──────── Record excerpts ────────

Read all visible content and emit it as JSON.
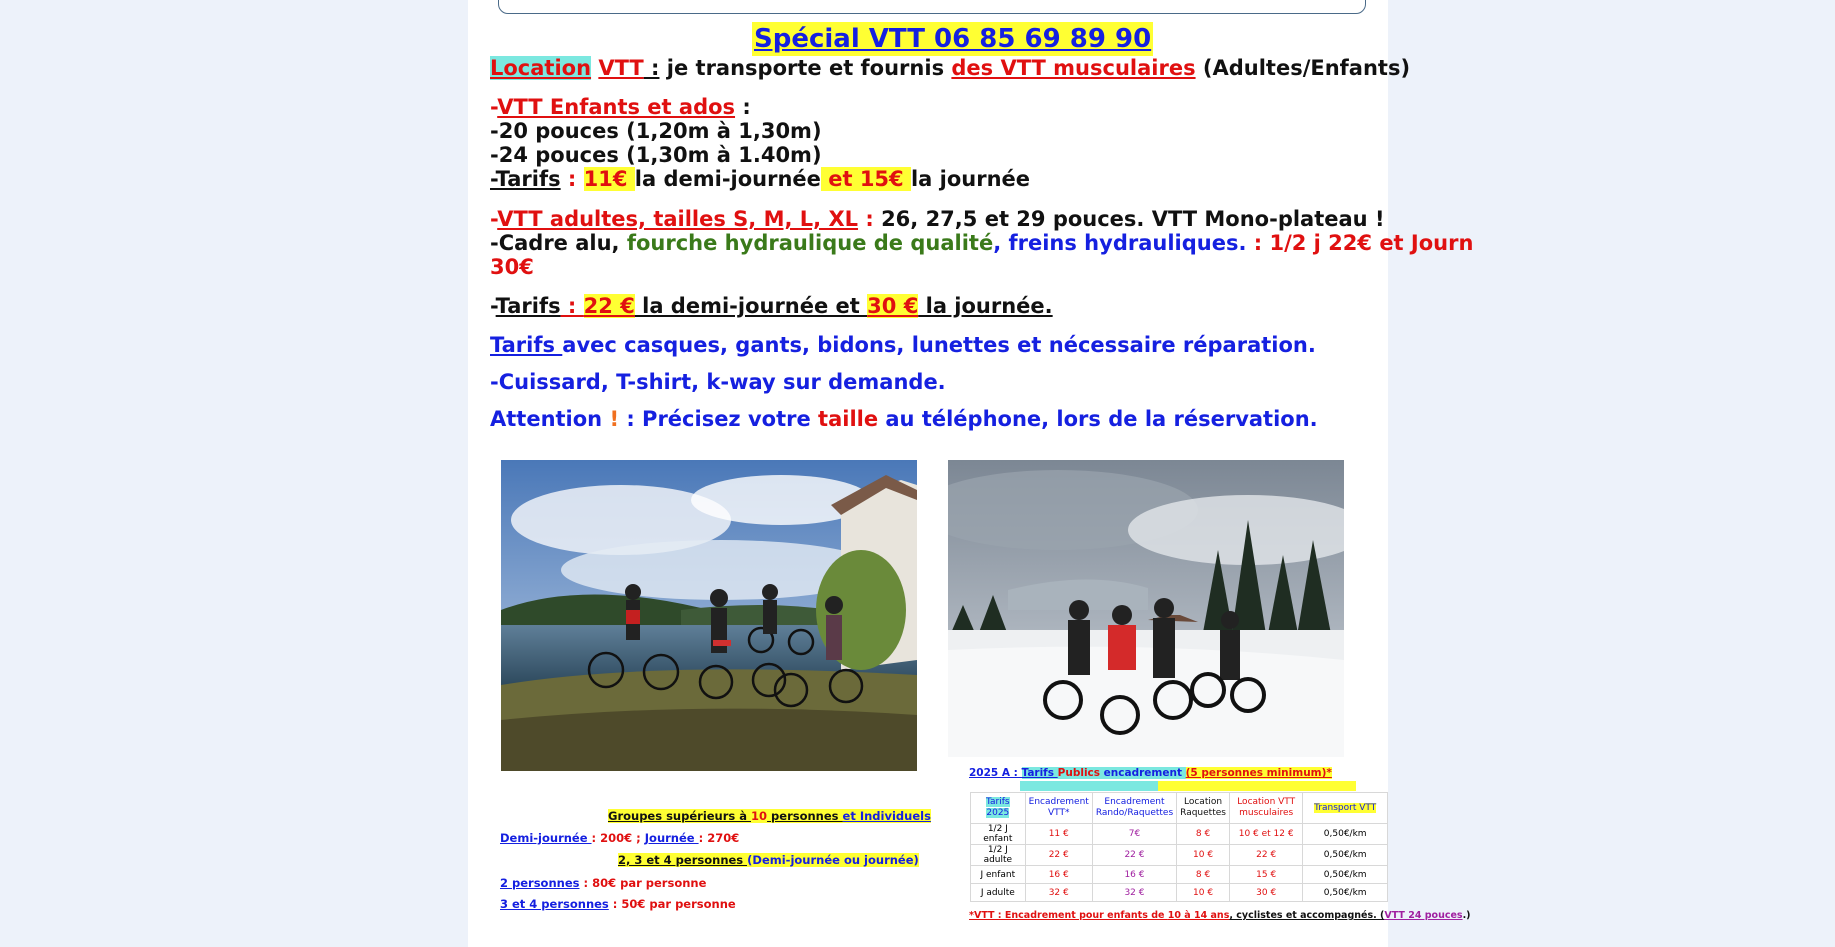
{
  "title": "Spécial VTT 06 85 69 89 90",
  "intro": {
    "location_label": "Location",
    "vtt_label": "VTT",
    "colon": " :",
    "text": " je transporte et fournis ",
    "musculaires": "des VTT musculaires",
    "tail": " (Adultes/Enfants)"
  },
  "kids": {
    "dash": "-",
    "heading": "VTT Enfants et ados",
    "heading_tail": " :",
    "size1": "-20 pouces (1,20m à 1,30m)",
    "size2": "-24 pouces (1,30m à 1.40m)",
    "tarifs_label": "-Tarifs",
    "colon": " : ",
    "price_half": "11€ ",
    "half_text": "la demi-journée",
    "price_full": " et 15€ ",
    "full_text": "la journée"
  },
  "adults": {
    "dash": "-",
    "heading": "VTT  adultes, tailles S, M, L, XL",
    "colon": " : ",
    "sizes": "26,  27,5 et 29 pouces. VTT Mono-plateau !",
    "cadre": "-Cadre alu, ",
    "fourche": "fourche hydraulique de qualité",
    "comma": ", ",
    "freins": "freins hydrauliques.",
    "half_day": " : 1/2 j 22€ et Journ",
    "half_day_2": "30€",
    "tarifs_dash": "-",
    "tarifs_label": "Tarifs",
    "colon2": " : ",
    "price_half": "22 €",
    "mid": " la demi-journée et ",
    "price_full": "30 €",
    "end": " la journée."
  },
  "extras": {
    "tarifs_label": "Tarifs ",
    "tarifs_text": "avec casques, gants, bidons, lunettes et nécessaire réparation.",
    "clothes": "-Cuissard, T-shirt, k-way sur demande.",
    "attention": "Attention ",
    "exclaim": "!",
    "attention_text": " : Précisez votre ",
    "taille": "taille",
    "attention_end": " au téléphone, lors de la réservation."
  },
  "groups": {
    "heading_a": "Groupes supérieurs à ",
    "heading_num": "10",
    "heading_b": " personnes ",
    "heading_c": "et Individuels",
    "demi_label": "Demi-journée ",
    "demi_price": " : 200€ ; ",
    "journee_label": "Journée ",
    "journee_price": " : 270€",
    "small_heading": "2, 3 et 4 personnes ",
    "small_paren": "(Demi-journée ou journée)",
    "two_label": "2 personnes",
    "two_price": " : 80€ par personne",
    "three_label": "3 et 4 personnes",
    "three_price": " : 50€ par personne"
  },
  "pricing_table": {
    "heading_a": "2025 A : ",
    "heading_b": "Tarifs ",
    "heading_c": "Publics",
    "heading_d": " encadrement ",
    "heading_e": "(5 personnes minimum)*",
    "headers": [
      "Tarifs 2025",
      "Encadrement VTT*",
      "Encadrement Rando/Raquettes",
      "Location Raquettes",
      "Location VTT musculaires",
      "Transport  VTT"
    ],
    "rows": [
      [
        "1/2 J enfant",
        "11 €",
        "7€",
        "8 €",
        "10 € et 12 €",
        "0,50€/km"
      ],
      [
        "1/2 J adulte",
        "22 €",
        "22 €",
        "10 €",
        "22 €",
        "0,50€/km"
      ],
      [
        "J enfant",
        "16 €",
        "16 €",
        "8 €",
        "15 €",
        "0,50€/km"
      ],
      [
        "J adulte",
        "32 €",
        "32 €",
        "10 €",
        "30 €",
        "0,50€/km"
      ]
    ],
    "footnote_a": "*VTT : Encadrement pour enfants de ",
    "footnote_b": "10 à 14 ans",
    "footnote_c": ", cyclistes et accompagnés. (",
    "footnote_d": "VTT 24 pouces",
    "footnote_e": ".)"
  },
  "colors": {
    "red": "#e01010",
    "blue": "#1520e0",
    "green": "#3a7a1a",
    "highlight": "#ffff33",
    "cyan": "#7be8e0"
  }
}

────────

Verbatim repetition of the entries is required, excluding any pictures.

Read all visible content and emit it as JSON.
{
  "title": "Spécial VTT 06 85 69 89 90",
  "intro": {
    "location_label": "Location",
    "vtt_label": "VTT",
    "colon": " :",
    "text": " je transporte et fournis ",
    "musculaires": "des VTT musculaires",
    "tail": " (Adultes/Enfants)"
  },
  "kids": {
    "dash": "-",
    "heading": "VTT Enfants et ados",
    "heading_tail": " :",
    "size1": "-20 pouces (1,20m à 1,30m)",
    "size2": "-24 pouces (1,30m à 1.40m)",
    "tarifs_label": "-Tarifs",
    "colon": " : ",
    "price_half": "11€ ",
    "half_text": "la demi-journée",
    "price_full": " et 15€ ",
    "full_text": "la journée"
  },
  "adults": {
    "dash": "-",
    "heading": "VTT  adultes, tailles S, M, L, XL",
    "colon": " : ",
    "sizes": "26,  27,5 et 29 pouces. VTT Mono-plateau !",
    "cadre": "-Cadre alu, ",
    "fourche": "fourche hydraulique de qualité",
    "comma": ", ",
    "freins": "freins hydrauliques.",
    "half_day": " : 1/2 j 22€ et Journ",
    "half_day_2": "30€",
    "tarifs_dash": "-",
    "tarifs_label": "Tarifs",
    "colon2": " : ",
    "price_half": "22 €",
    "mid": " la demi-journée et ",
    "price_full": "30 €",
    "end": " la journée."
  },
  "extras": {
    "tarifs_label": "Tarifs ",
    "tarifs_text": "avec casques, gants, bidons, lunettes et nécessaire réparation.",
    "clothes": "-Cuissard, T-shirt, k-way sur demande.",
    "attention": "Attention ",
    "exclaim": "!",
    "attention_text": " : Précisez votre ",
    "taille": "taille",
    "attention_end": " au téléphone, lors de la réservation."
  },
  "groups": {
    "heading_a": "Groupes supérieurs à ",
    "heading_num": "10",
    "heading_b": " personnes ",
    "heading_c": "et Individuels",
    "demi_label": "Demi-journée ",
    "demi_price": " : 200€ ; ",
    "journee_label": "Journée ",
    "journee_price": " : 270€",
    "small_heading": "2, 3 et 4 personnes ",
    "small_paren": "(Demi-journée ou journée)",
    "two_label": "2 personnes",
    "two_price": " : 80€ par personne",
    "three_label": "3 et 4 personnes",
    "three_price": " : 50€ par personne"
  },
  "pricing_table": {
    "heading_a": "2025 A : ",
    "heading_b": "Tarifs ",
    "heading_c": "Publics",
    "heading_d": " encadrement ",
    "heading_e": "(5 personnes minimum)*",
    "headers": [
      "Tarifs 2025",
      "Encadrement VTT*",
      "Encadrement Rando/Raquettes",
      "Location Raquettes",
      "Location VTT musculaires",
      "Transport  VTT"
    ],
    "rows": [
      [
        "1/2 J enfant",
        "11 €",
        "7€",
        "8 €",
        "10 € et 12 €",
        "0,50€/km"
      ],
      [
        "1/2 J adulte",
        "22 €",
        "22 €",
        "10 €",
        "22 €",
        "0,50€/km"
      ],
      [
        "J enfant",
        "16 €",
        "16 €",
        "8 €",
        "15 €",
        "0,50€/km"
      ],
      [
        "J adulte",
        "32 €",
        "32 €",
        "10 €",
        "30 €",
        "0,50€/km"
      ]
    ],
    "footnote_a": "*VTT : Encadrement pour enfants de ",
    "footnote_b": "10 à 14 ans",
    "footnote_c": ", cyclistes et accompagnés. (",
    "footnote_d": "VTT 24 pouces",
    "footnote_e": ".)"
  },
  "colors": {
    "red": "#e01010",
    "blue": "#1520e0",
    "green": "#3a7a1a",
    "highlight": "#ffff33",
    "cyan": "#7be8e0"
  }
}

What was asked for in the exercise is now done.